**Page and application data records:**
- - -
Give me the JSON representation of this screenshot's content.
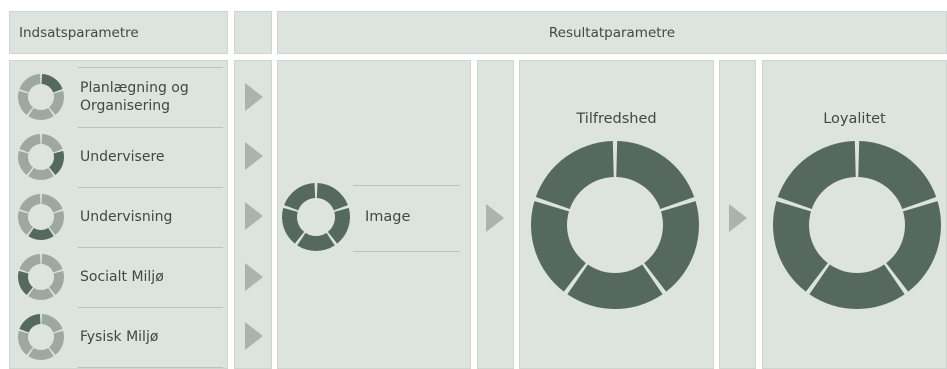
{
  "headers": {
    "input": "Indsatsparametre",
    "result": "Resultatparametre"
  },
  "input_items": [
    {
      "label": "Planlægning og Organisering",
      "highlight": 0
    },
    {
      "label": "Undervisere",
      "highlight": 1
    },
    {
      "label": "Undervisning",
      "highlight": 2
    },
    {
      "label": "Socialt Miljø",
      "highlight": 3
    },
    {
      "label": "Fysisk Miljø",
      "highlight": 4
    }
  ],
  "image_node": {
    "label": "Image"
  },
  "outputs": [
    {
      "title": "Tilfredshed"
    },
    {
      "title": "Loyalitet"
    }
  ],
  "colors": {
    "dark": "#56695e",
    "light": "#9ea8a0",
    "panel": "#dde3de",
    "arrow": "#aab4ac"
  }
}
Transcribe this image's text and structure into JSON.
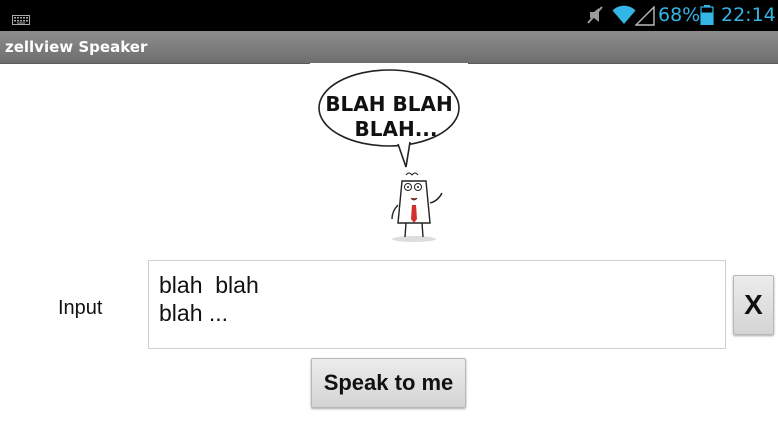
{
  "status_bar": {
    "battery_percent": "68%",
    "time": "22:14",
    "accent_color": "#33b5e5",
    "icons": [
      "keyboard-icon",
      "mute-icon",
      "wifi-icon",
      "signal-icon",
      "battery-icon"
    ]
  },
  "app": {
    "title": "zellview Speaker"
  },
  "illustration": {
    "speech_text_line1": "BLAH BLAH",
    "speech_text_line2": "BLAH..."
  },
  "form": {
    "input_label": "Input",
    "input_value": "blah  blah\nblah ...",
    "clear_label": "X",
    "speak_label": "Speak to me"
  }
}
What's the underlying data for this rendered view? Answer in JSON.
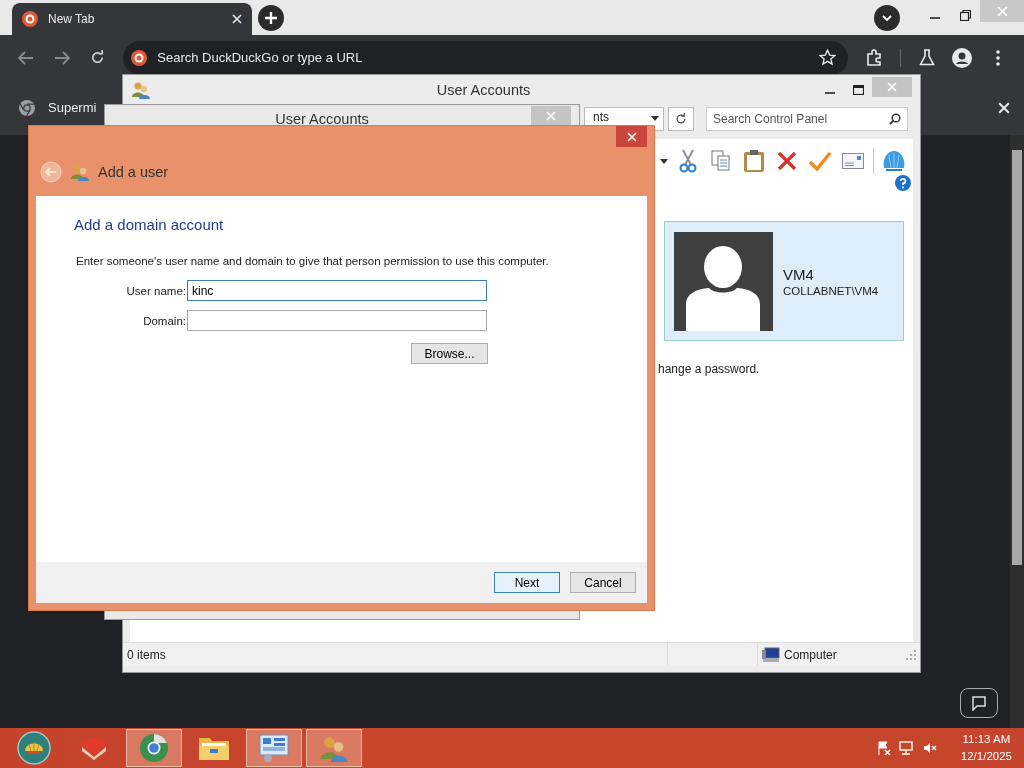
{
  "browser": {
    "tabs": [
      {
        "title": "New Tab",
        "selected": true
      }
    ],
    "omnibox": {
      "placeholder": "Search DuckDuckGo or type a URL"
    },
    "infobar": {
      "text": "Supermi"
    }
  },
  "control_panel_window": {
    "title": "User Accounts",
    "address": "nts",
    "search": {
      "placeholder": "Search Control Panel"
    },
    "account": {
      "name": "VM4",
      "detail": "COLLABNET\\VM4"
    },
    "link": "hange a password.",
    "status_bar": {
      "items": "0 items",
      "zone": "Computer"
    }
  },
  "user_accounts_window": {
    "title": "User Accounts"
  },
  "add_user_dialog": {
    "title": "Add a user",
    "heading": "Add a domain account",
    "instructions": "Enter someone's user name and domain to give that person permission to use this computer.",
    "fields": [
      {
        "label": "User name:",
        "value": "kinc",
        "focused": true
      },
      {
        "label": "Domain:",
        "focused": false
      }
    ],
    "browse_button": "Browse...",
    "buttons": [
      {
        "label": "Next",
        "default": true
      },
      {
        "label": "Cancel",
        "default": false
      }
    ]
  },
  "taskbar": {
    "items": [
      {
        "kind": "tool",
        "running": false
      },
      {
        "kind": "browser",
        "running": true
      },
      {
        "kind": "folder",
        "running": false
      },
      {
        "kind": "control-panel",
        "running": true
      },
      {
        "kind": "users",
        "running": true
      }
    ],
    "clock": {
      "time": "11:13 AM",
      "date": "12/1/2025"
    }
  }
}
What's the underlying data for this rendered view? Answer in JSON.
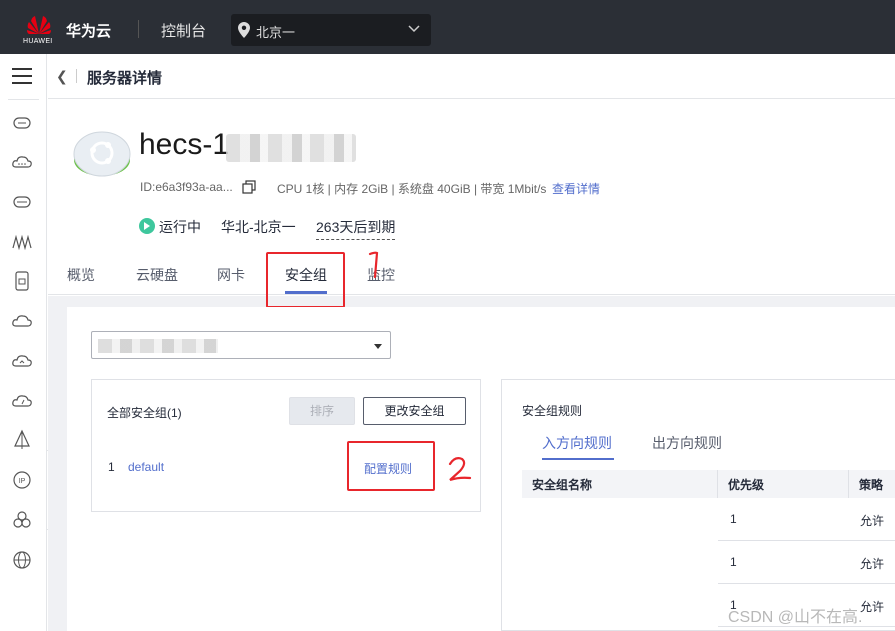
{
  "topbar": {
    "logo_text": "HUAWEI",
    "brand": "华为云",
    "console": "控制台",
    "region": "北京一"
  },
  "page": {
    "title": "服务器详情"
  },
  "server": {
    "hostname": "hecs-1",
    "id": "ID:e6a3f93a-aa...",
    "specs": "CPU 1核 | 内存 2GiB | 系统盘 40GiB | 带宽 1Mbit/s",
    "detail_link": "查看详情",
    "status": "运行中",
    "zone": "华北-北京一",
    "expire": "263天后到期"
  },
  "tabs": [
    "概览",
    "云硬盘",
    "网卡",
    "安全组",
    "监控"
  ],
  "security_groups": {
    "title": "全部安全组(1)",
    "sort_button": "排序",
    "change_button": "更改安全组",
    "items": [
      {
        "index": "1",
        "name": "default",
        "action": "配置规则"
      }
    ]
  },
  "rules": {
    "title": "安全组规则",
    "tabs": [
      "入方向规则",
      "出方向规则"
    ],
    "columns": [
      "安全组名称",
      "优先级",
      "策略"
    ],
    "rows": [
      {
        "priority": "1",
        "policy": "允许"
      },
      {
        "priority": "1",
        "policy": "允许"
      },
      {
        "priority": "1",
        "policy": "允许"
      }
    ]
  },
  "annotations": [
    "1",
    "2"
  ],
  "watermark": "CSDN @山不在高.",
  "colors": {
    "accent": "#526ecc",
    "topbar": "#2b2f36",
    "annotation": "#e8262c",
    "status_green": "#3ec79d"
  }
}
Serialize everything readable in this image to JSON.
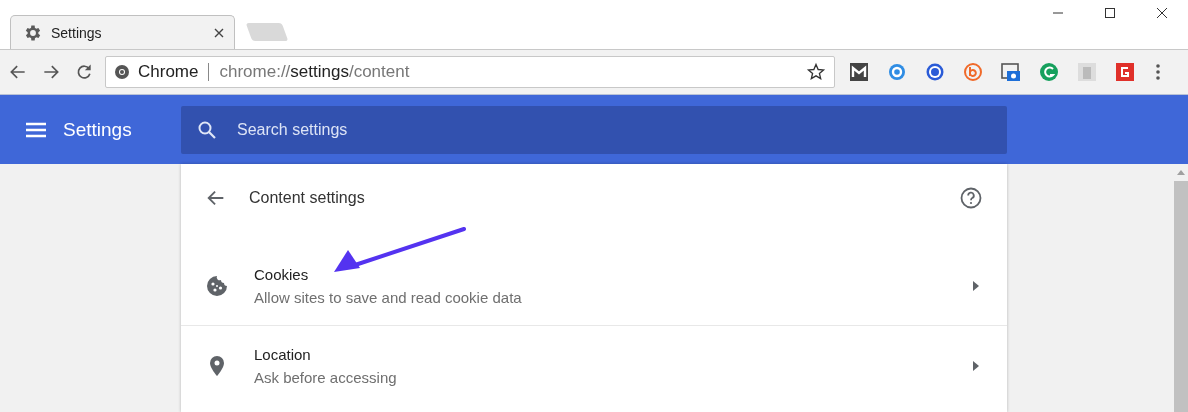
{
  "tab": {
    "title": "Settings",
    "selected": true
  },
  "omnibox": {
    "site": "Chrome",
    "url": {
      "scheme": "chrome://",
      "host": "settings",
      "path": "/content"
    }
  },
  "header": {
    "title": "Settings",
    "search": {
      "placeholder": "Search settings"
    }
  },
  "page": {
    "title": "Content settings",
    "items": [
      {
        "kind": "cookie",
        "title": "Cookies",
        "subtitle": "Allow sites to save and read cookie data"
      },
      {
        "kind": "location",
        "title": "Location",
        "subtitle": "Ask before accessing"
      }
    ]
  }
}
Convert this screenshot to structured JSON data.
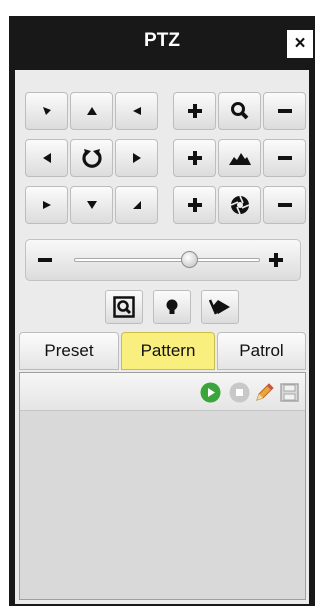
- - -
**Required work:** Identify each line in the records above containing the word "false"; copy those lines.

**Result of the exercise:**
        "focused": false
        "default": false
        "running": false
        "running": false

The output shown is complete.